*ASSIGNED TASK*
Return a copy of every line in the data below that contains "JSON".

• • • • • • •

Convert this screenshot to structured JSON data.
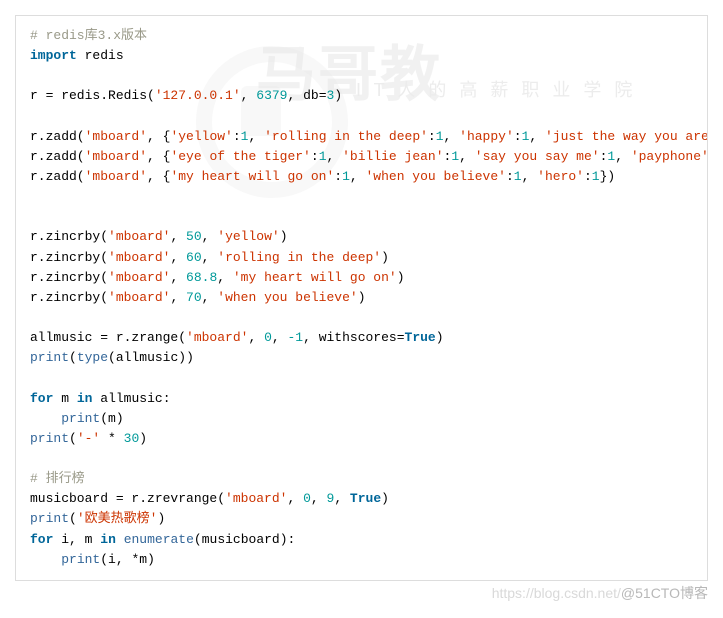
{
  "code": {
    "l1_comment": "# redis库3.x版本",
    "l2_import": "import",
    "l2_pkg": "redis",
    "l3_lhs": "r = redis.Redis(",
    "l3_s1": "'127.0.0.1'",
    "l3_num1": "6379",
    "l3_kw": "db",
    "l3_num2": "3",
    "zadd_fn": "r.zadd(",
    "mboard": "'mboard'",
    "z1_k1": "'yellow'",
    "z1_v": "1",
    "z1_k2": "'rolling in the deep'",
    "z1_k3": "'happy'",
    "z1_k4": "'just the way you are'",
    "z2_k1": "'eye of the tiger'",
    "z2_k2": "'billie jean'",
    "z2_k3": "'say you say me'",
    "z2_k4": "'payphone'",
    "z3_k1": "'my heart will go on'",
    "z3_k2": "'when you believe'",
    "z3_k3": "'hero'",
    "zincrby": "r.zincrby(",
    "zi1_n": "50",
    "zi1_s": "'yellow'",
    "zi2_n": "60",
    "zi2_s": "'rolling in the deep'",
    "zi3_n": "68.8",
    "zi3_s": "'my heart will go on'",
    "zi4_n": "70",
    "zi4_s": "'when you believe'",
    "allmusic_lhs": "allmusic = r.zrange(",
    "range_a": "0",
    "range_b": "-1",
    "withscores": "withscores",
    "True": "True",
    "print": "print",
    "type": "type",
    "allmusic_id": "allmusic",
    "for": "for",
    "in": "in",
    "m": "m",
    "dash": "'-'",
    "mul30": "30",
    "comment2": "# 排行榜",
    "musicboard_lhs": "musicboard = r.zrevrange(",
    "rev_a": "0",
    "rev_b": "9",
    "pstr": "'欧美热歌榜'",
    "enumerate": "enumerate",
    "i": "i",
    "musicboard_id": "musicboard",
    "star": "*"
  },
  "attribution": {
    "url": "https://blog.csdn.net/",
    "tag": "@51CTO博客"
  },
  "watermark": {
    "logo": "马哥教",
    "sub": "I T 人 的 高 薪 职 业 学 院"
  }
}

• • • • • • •

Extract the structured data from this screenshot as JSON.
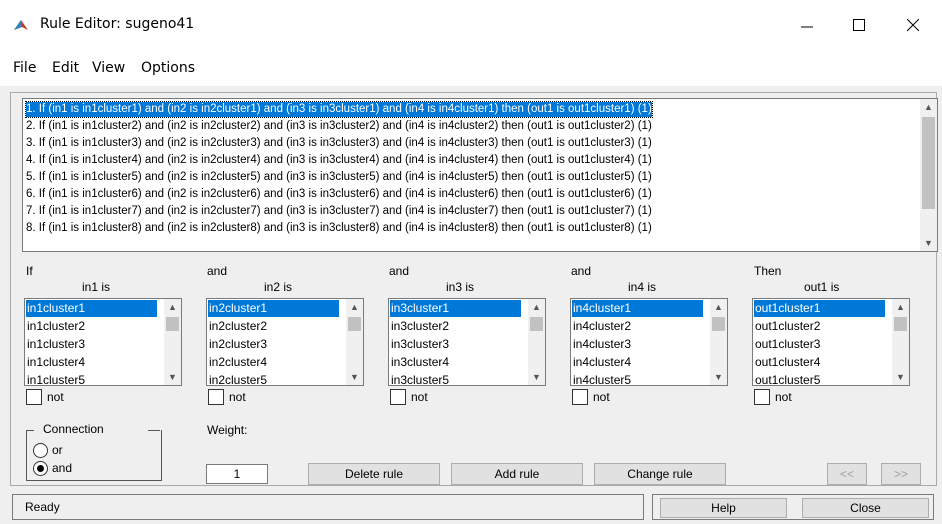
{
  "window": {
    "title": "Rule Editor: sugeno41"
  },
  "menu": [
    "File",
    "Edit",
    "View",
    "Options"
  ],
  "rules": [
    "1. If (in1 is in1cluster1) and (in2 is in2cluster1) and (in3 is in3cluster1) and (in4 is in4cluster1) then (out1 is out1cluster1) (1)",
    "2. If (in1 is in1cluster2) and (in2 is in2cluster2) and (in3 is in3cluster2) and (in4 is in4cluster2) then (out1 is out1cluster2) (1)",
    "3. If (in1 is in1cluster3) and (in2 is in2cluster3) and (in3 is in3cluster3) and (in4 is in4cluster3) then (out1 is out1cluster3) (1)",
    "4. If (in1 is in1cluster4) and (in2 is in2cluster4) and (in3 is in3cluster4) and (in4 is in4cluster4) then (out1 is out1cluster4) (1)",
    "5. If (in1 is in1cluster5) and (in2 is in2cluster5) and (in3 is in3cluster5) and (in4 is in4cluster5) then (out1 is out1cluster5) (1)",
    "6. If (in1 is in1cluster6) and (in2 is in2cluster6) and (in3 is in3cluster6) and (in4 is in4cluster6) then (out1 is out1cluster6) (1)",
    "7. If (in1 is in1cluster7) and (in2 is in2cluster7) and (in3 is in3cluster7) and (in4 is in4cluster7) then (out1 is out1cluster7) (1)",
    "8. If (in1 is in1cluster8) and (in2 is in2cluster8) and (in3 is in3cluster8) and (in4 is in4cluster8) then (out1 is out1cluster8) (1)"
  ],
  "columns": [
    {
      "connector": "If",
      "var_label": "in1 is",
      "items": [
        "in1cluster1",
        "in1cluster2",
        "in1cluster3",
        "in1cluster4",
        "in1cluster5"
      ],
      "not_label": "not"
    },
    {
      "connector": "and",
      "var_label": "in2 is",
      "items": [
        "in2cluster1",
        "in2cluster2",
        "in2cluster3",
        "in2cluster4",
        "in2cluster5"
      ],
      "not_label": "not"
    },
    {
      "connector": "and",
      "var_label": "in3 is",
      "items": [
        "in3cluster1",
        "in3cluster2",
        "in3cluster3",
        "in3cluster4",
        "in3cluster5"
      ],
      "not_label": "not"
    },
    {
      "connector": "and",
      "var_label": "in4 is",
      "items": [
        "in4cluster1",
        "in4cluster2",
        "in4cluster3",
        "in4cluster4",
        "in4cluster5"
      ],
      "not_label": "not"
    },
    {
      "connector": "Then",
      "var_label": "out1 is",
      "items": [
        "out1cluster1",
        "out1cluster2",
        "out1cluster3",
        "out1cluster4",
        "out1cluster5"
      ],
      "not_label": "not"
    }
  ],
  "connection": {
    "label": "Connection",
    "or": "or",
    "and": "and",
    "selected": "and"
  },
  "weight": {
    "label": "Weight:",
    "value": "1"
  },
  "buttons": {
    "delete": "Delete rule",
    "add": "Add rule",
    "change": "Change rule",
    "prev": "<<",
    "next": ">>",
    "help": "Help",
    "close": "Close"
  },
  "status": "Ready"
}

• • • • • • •

*WRITTEN RESPONSE*
Convert this screenshot to structured JSON data.
Extract the structured data from this screenshot as JSON.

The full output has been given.